A look at most respected ‘Top 10 MCs Of  All Times’ Lists’ is sure to include at least 4 MCs which Marley contributed to their careers in one way or another.  He produced the tracks for Rakim Allah’s breakout single – ‘Eric B Is President’ and the B Side – ‘My Melody’, Big Daddy Kane’s debut album “Long Live The Kane’ and Kool G Rap’s initial effort ‘Road To The Riches’.

Mr. Magic’s, a.k.a. Sir Juice, refusal to allow KRS-ONE inclusion into the Juice Crew All Stars fueled one of the greatest rivalries in Hip-Hop’s short existence. In 1990 Marley produced LL Cool J’s best selling and most respected album “Momma Said Knock You Out”

“My crew got Juice like Marley Marl” – Timbaland bragged on Aaliyah’s ‘Are You That Somebody?’ [1998]

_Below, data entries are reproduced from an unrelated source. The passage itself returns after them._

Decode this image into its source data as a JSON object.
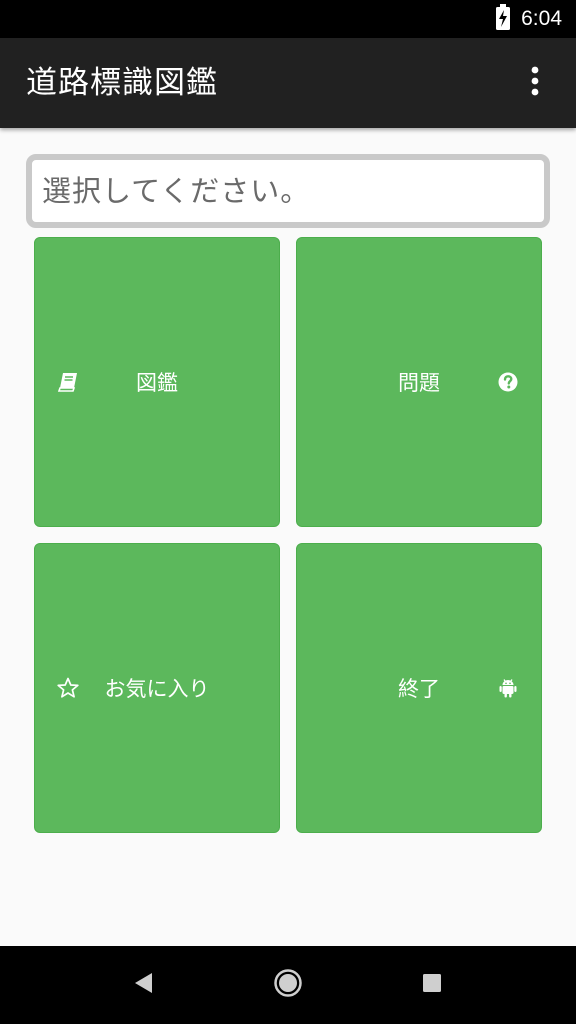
{
  "status_bar": {
    "time": "6:04",
    "icons": [
      "battery-charging-icon"
    ]
  },
  "app_bar": {
    "title": "道路標識図鑑",
    "menu_icon": "more-vert-icon"
  },
  "message": {
    "text": "選択してください。"
  },
  "tiles": [
    {
      "label": "図鑑",
      "icon": "book-icon",
      "icon_side": "left"
    },
    {
      "label": "問題",
      "icon": "question-circle-icon",
      "icon_side": "right"
    },
    {
      "label": "お気に入り",
      "icon": "star-outline-icon",
      "icon_side": "left"
    },
    {
      "label": "終了",
      "icon": "android-icon",
      "icon_side": "right"
    }
  ],
  "nav_bar": {
    "buttons": [
      "back-icon",
      "home-icon",
      "recents-icon"
    ]
  },
  "colors": {
    "tile": "#5cb85c",
    "app_bar": "#212121",
    "background": "#fafafa"
  }
}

Marley Marl’s unprecedented posse cut ‘The Symphony’ featured one of the greatest collaboration of lyrical talent ever witnessed.  This format was soon emulated by many.  Wu-Tang head – the Rza credits Marley for inspiring him to conceive of the idea of forming his super group.

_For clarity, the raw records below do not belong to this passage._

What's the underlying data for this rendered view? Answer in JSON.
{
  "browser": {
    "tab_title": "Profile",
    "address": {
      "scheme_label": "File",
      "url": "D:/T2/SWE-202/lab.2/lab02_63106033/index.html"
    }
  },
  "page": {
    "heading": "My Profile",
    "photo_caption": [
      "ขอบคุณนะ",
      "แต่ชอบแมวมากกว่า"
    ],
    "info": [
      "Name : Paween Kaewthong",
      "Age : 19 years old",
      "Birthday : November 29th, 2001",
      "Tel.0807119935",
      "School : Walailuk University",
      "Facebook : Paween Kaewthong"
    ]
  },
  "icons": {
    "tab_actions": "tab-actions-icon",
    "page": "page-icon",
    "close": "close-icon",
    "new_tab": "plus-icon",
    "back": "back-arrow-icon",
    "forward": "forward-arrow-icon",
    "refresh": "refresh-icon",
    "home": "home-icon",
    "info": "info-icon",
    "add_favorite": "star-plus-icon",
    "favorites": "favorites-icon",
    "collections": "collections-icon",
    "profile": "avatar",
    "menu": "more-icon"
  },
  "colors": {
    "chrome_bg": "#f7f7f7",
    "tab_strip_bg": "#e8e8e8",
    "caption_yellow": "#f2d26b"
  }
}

All music clicks in Hip-Hop during the last 2 decades should pay homage to the man who laid down the foundation to do so.

As an entrepreneur he helped to establish Cold Chillin’ as one of the premier Hip-Hop record labels of all time.  It set a blueprint which many Hip-Hop labels later utilized. Although he was still DJ-in’ on the air, by the early ‘90s Marley was well sought out as a remixer.  He had moved on from BLS and along with Pete Rock was now hosting their cutting edge show ‘Future Flavahs’ on the newly created Hot 97.  He remained there until Power 105 was established where he then took his underground brand sound of music with him.

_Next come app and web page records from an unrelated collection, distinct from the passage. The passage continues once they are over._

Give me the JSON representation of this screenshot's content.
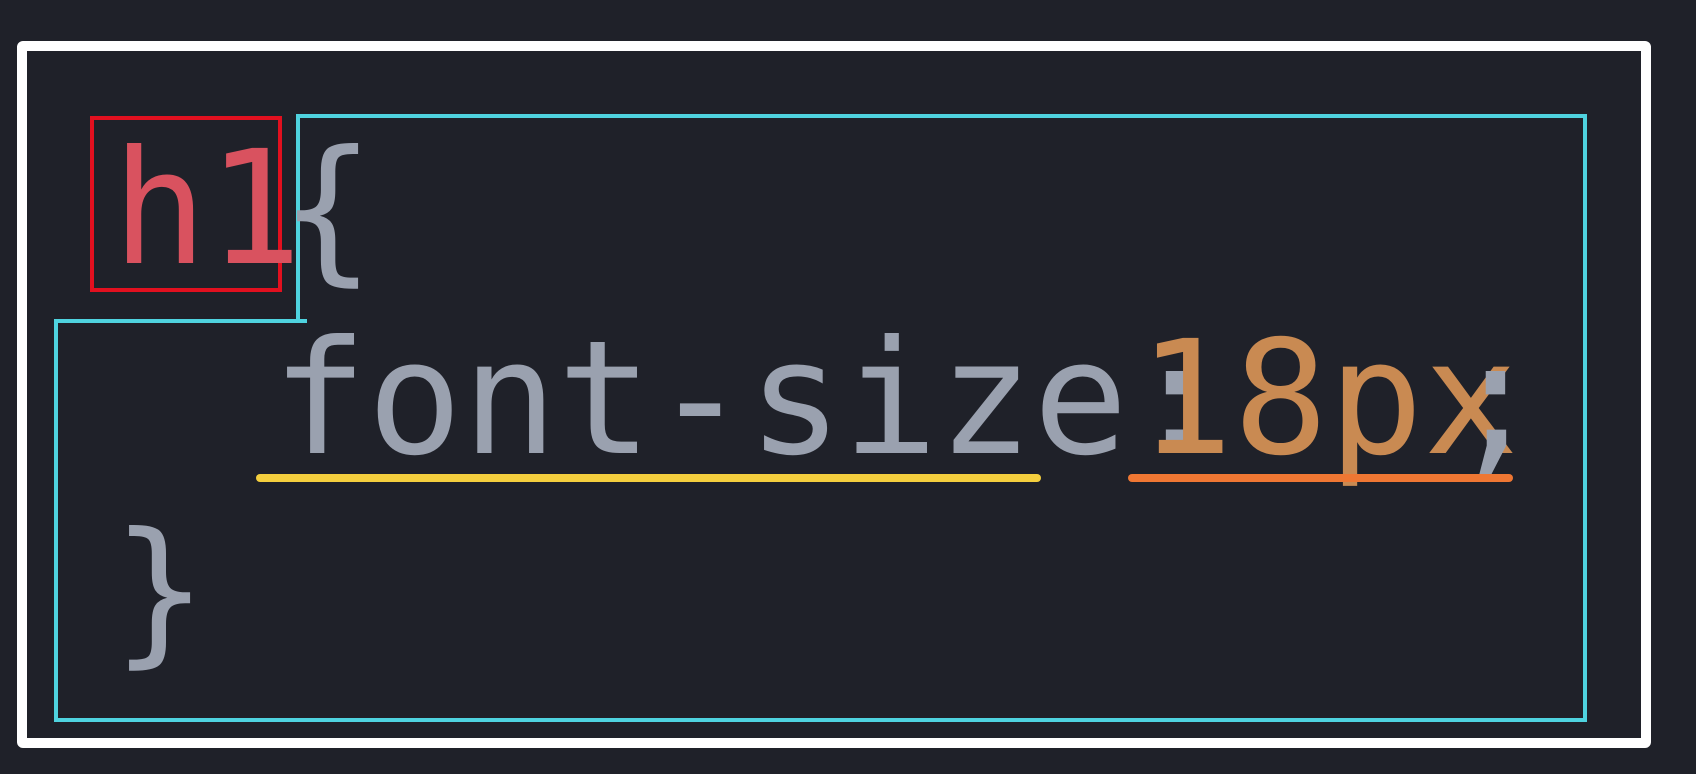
{
  "code": {
    "selector": "h1",
    "open_brace": "{",
    "property": "font-size:",
    "value": "18px",
    "semicolon": ";",
    "close_brace": "}"
  },
  "colors": {
    "background": "#1f2129",
    "selector_text": "#d9525f",
    "punctuation_text": "#9aa1af",
    "value_text": "#c98a52",
    "outer_frame": "#ffffff",
    "selector_highlight": "#e2101f",
    "rule_block_outline": "#4fd3df",
    "property_underline": "#f4cf3e",
    "value_underline": "#ef7733"
  }
}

Marley suffered a heart attack back on June 5th 2007.  He soon recovered and adjusted his living habits in order to have a better standard of living and shared his experiences with his listeners over the airwaves.  Tragically, Mr. Magic suffered a heart attack and made his transition last October 2nd as they were on the verge to return to WBLS.

“Along with Mr. Magic on WBLS, and also Red Alert on Kiss FM, Marley established rap’s presence on radio in the number 1 market and set the tone for the rest of the country to follow.  He helped make the inroads and paved the way for all-rap formats that we see today,” reflected radio co-host DX-21 from the Star & Bucwild Show.

Currently Marley is back at his former station doing his Golden Era showcase on every Friday and Saturday (9-11PM) and at noon during the week.  The common format for urban radio during the last 25 years was set in place almost 30 years ago by the pioneering duo of Mr. Magic and Marley Marl, so much redit is due to them.

Marley is also doing shows on internet and satellite radio.  Back in 2007, he and KRS released ‘Hip-Hop Lives’.  He is also producing a film called “The Vapors” about some of his experiences as a pioneer and the exploits of the Juice Crew.

Happy Physical Day DJ Legend!!!  Many more!!!